Tonight, I am sick with a horrid head cold, sneezing and generally feeling miserable and definitely weak and feeble.  I am thinking that I will do only simple low stress poses.  There is a donkey, a small bench that allows an artist to sit on it, while the front part can be propped up to form an easel.  Its about two foot high and under 4 foot long.  Hmm.  I’m thinking about the possibilities.  We start with short poses, 5 and 10 minutes, and I start thinking about the Raft of the Medusa, lie on the donkey with one knee up, one leg dangling over the other, my head off the end of the donkey and an arm hanging down into space.  Apart from a 30 minute reclining pose, I stick to my muse.  I stand looking for the ship on the horizon, I clamber over the donkey, I sprawl, as corpse-like as possible, across it.  I am re-enacting at least 17 different bodies, dead and alive, the artists don’t know that – well, they wouldn’t if only I stopped saying ‘The Raft of the Medusa’ with glee as I land in another contorted way.  The artists have to cope with lots of unusual foreshortenings, trust their eyes not their head’s interpretation of what a human body is like.  Everyone is happy.
The images created show that, while I might have been thinking corpses and crowded rafts, the artists were working on their own ideas.  That’s one of the things I most like about modelling – you create a pose and the artist creates their work, somewhere between the two is transformation.  It happened at the last workshop we did on Sunday – 3 people were given an everyday drama and created something artistic.  LaDawn had nicked Carlos’ parking space, they were arguing about it, and David was the peace maker.  Out of this mundane beginning, they formed a pose that could have come out of a Caravaggio of a religious scene.  LaDawn standing, shaking her finger at Carlos, who, on one knee, one arm up entreating, and David with arms outstretched, touching both of them in a clear gesture of reconciliation.  Enacting a scene is liberating, helps you think of poses that mean something through their stance and gesture, and this gives the artists something extra.  Posing for artists is about more than just lounging about naked – its about evoking presence.
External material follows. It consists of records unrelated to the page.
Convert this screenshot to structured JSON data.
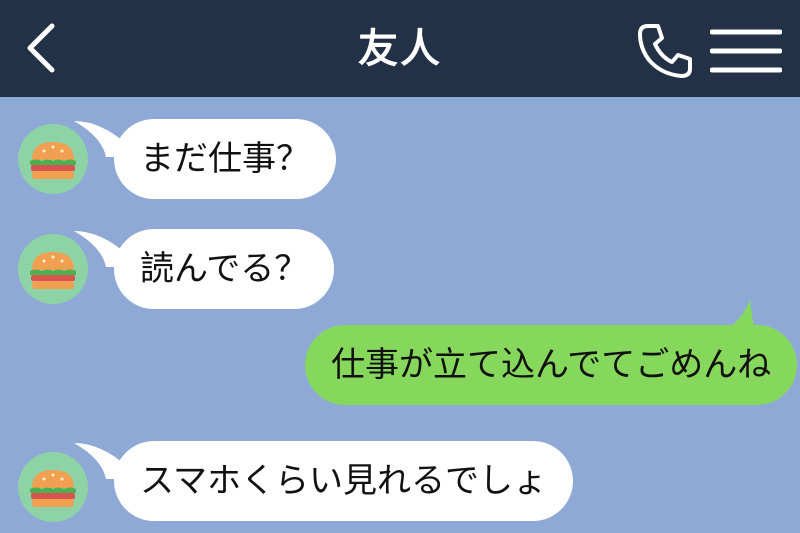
{
  "header": {
    "title": "友人",
    "back_icon": "chevron-left-icon",
    "call_icon": "phone-icon",
    "menu_icon": "hamburger-menu-icon"
  },
  "colors": {
    "header_bg": "#233147",
    "chat_bg": "#8fa9d6",
    "incoming_bubble": "#ffffff",
    "outgoing_bubble": "#86d85c",
    "avatar_bg": "#8ed3a5"
  },
  "messages": [
    {
      "from": "friend",
      "text": "まだ仕事？"
    },
    {
      "from": "friend",
      "text": "読んでる？"
    },
    {
      "from": "me",
      "text": "仕事が立て込んでてごめんね"
    },
    {
      "from": "friend",
      "text": "スマホくらい見れるでしょ"
    }
  ],
  "avatar_icon": "hamburger-food-icon"
}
Lucy Sullivan, tonight’s tutor, attended one Spirited Bodies workshop and gave great feedback to the participants about their poses and how artists might react to them.  She said that the Spirited Bodies models, all amateur and new to it, were better than professional models she’d booked for her class.  She’d had one model recently who wouldn’t keep still in any pose, and irritated all the artists.  She said that the people modelling at the workshop came up with good poses which they held, were still and a pleasure to draw, and she’d like to work with them again if they wished to after their Spirited Bodies experience.  There could be no better recommendation.  The artists coming on Saturday 20 October are in for a treat.
Looking again at the Raft of the Medusa, I can see that I got the arms the wrong way round for the man spotting the ship on the horizon and there were some more twisty poses that I missed out.  I shall have another go another time.  Some of the images are creased, that’s because the artists had thrown them away – life drawing for artists is like doing scales and arpeggios is for musicians, an essential way of keeping in practice, maintaining and developing technique, a building block not the end itself.  I rather like rootling round in the rubbish bin after an evening’s posing, you never know what you will find.  Sometimes you are amazed at what artists will throw away – other times equally amazed at what they will keep.